Blacks after the Civil War would be shamefully denied equal rights for a century. However, that sad fact does not detract in the slightest from the heroism of black troops fighting to preserve a nation that had given them little reason to love it. The great lesson of the Civil War is that we are all Americans, all part of this experiment in self-government, and it is a lesson to be remembered on this Martin Luther King, Jr. Day.
A moving video of the Irish Brigade at the battle of Fredericksburg, December 13, 1862, based on the movie Gods and Generals. It was criminal military malpractice for Burnside, perhaps the most incompetent general in the war, to assault the fortified Confederate positions, but his idiocy does not derogate in the slightest from the extreme heroism of the Union troops who suffered massive casualties while attempting to do the impossible.
The Irish Brigade was one of the units called upon that day to do the impossible. One of the regiments in the Brigade was the 69th New York, the Fighting 69th as they would be designated by Robert E. Lee for their gallant charge at this battle, a unit faithful readers of this blog are quite familiar with. This day their chaplain personally blessed each man in the regiment. They called him Father Thomas Willett. That was as close as they could get to pronouncing his actual name. Continue reading
I normally take great pride in being an American, but there are passages in our history which all Americans should be ashamed of. During our Civil War in many prison camps, both North and South, POWs were treated wretchedly with inadequate shelter, clothing and food. The worst by far was Andersonville.
Some of our readers south of the Mason-Dixon line no doubt have perhaps felt left out in my many posts regarding Abraham Lincoln. I am fully aware that great Americans fought on both sides of the Civil War, and one of the greatest of Americans, of his time or any time, was Robert E. Lee.
Something for the weekend. The Battle Cry of Freedom was a popular song North and South during the Civil War. Of course, they sang different lyrics to the song. The Union version was such a favorite among the Union troops, that President Lincoln, in a letter to George F. Root, the composer, wrote: “You have done more than a hundred generals and a thousand orators.
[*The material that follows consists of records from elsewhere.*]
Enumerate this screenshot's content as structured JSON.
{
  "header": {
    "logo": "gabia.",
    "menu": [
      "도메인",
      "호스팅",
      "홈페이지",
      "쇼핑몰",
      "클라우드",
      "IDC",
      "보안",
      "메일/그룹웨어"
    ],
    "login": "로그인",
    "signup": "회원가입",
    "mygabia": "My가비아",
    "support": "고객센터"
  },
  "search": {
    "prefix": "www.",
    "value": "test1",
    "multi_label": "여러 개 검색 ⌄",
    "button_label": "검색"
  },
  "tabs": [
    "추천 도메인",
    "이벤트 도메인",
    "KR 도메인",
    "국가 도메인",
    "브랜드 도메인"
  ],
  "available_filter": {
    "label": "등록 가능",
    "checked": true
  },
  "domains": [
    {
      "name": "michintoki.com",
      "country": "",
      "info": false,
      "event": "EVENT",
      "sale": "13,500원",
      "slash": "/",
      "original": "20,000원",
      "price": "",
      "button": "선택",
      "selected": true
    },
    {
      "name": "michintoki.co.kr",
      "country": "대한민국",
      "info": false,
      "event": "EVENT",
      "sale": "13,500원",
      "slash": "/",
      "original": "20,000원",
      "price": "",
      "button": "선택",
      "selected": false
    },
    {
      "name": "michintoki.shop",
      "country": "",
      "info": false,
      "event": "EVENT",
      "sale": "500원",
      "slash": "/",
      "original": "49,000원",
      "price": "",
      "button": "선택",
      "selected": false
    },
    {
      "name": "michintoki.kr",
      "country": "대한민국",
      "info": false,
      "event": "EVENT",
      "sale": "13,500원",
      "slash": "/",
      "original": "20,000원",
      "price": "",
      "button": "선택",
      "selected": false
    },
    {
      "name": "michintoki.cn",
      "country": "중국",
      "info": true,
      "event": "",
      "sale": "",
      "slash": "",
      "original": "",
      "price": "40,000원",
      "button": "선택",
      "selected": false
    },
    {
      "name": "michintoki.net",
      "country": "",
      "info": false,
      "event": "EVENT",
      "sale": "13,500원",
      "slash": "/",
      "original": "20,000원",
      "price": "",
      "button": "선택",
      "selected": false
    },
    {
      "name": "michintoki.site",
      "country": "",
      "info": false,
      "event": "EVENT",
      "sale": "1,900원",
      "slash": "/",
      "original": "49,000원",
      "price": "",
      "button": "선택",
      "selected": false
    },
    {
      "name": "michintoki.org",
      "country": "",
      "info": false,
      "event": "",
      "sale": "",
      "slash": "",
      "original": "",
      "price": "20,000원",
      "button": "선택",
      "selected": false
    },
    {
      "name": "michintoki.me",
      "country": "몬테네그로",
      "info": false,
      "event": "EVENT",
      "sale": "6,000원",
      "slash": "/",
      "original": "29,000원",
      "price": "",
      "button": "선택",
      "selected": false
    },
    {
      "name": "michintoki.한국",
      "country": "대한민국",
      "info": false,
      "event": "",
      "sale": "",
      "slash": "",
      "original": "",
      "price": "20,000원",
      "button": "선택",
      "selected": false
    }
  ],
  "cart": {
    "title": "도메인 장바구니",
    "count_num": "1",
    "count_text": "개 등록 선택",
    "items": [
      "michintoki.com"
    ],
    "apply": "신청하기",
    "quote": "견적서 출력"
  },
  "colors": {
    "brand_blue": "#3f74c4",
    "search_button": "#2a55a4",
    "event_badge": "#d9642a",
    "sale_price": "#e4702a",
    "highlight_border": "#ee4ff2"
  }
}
If you could not shoulder a musket in defense of your country, you certainly have served her through your songs.”
Hands down the most moving inaugural address in American history is the second inaugural address given by President Lincoln, little over a month before his death. It is short, to the point and powerful. It is also the most important theological document written by any American President. Here is the text:
Part of my continuing series on Lincoln leading up to his 200th birthday. I thought on the observation of Martin Luther King, Jr. Day, it would be appropriate to take a look at remarks about Lincoln made by the foremost black American of his day Frederick Douglass. These were made on April 14, 1876, at the unveiling of the Freedmen’s Memorial to Abraham Lincoln at Lincoln Park in Washington DC An analysis by me will follow the remarks.
Something for the weekend. As we approach the 200th birthday of the Great Emancipator on February 12, 2009, I intend to be submitting various posts regarding Lincoln. The above tribute is to the tune of Ashokan Farewell, a modern composition now forever linked with the Civil War due to its use in Ken Burn’s Civil War. I think Lincoln would have found the music moving. He also would have found the use of his image howlingly funny. Lincoln considered himself ugly, as did most of his contemporaries, and I can imagine him saying that although the tribute was well intended that it should focus instead on those he regarded as the true heroes of the war: the common Union soldiers and sailors.
“It’s a warm spring Sunday at Saint Paul’s Episcopal Church in Richmond. As the minister is about to present Holy Communion, a tall well-dressed black man sitting in the section reserved for African Americans unexpectedly advances to the communion rail; unexpectedly because this has never happened here before.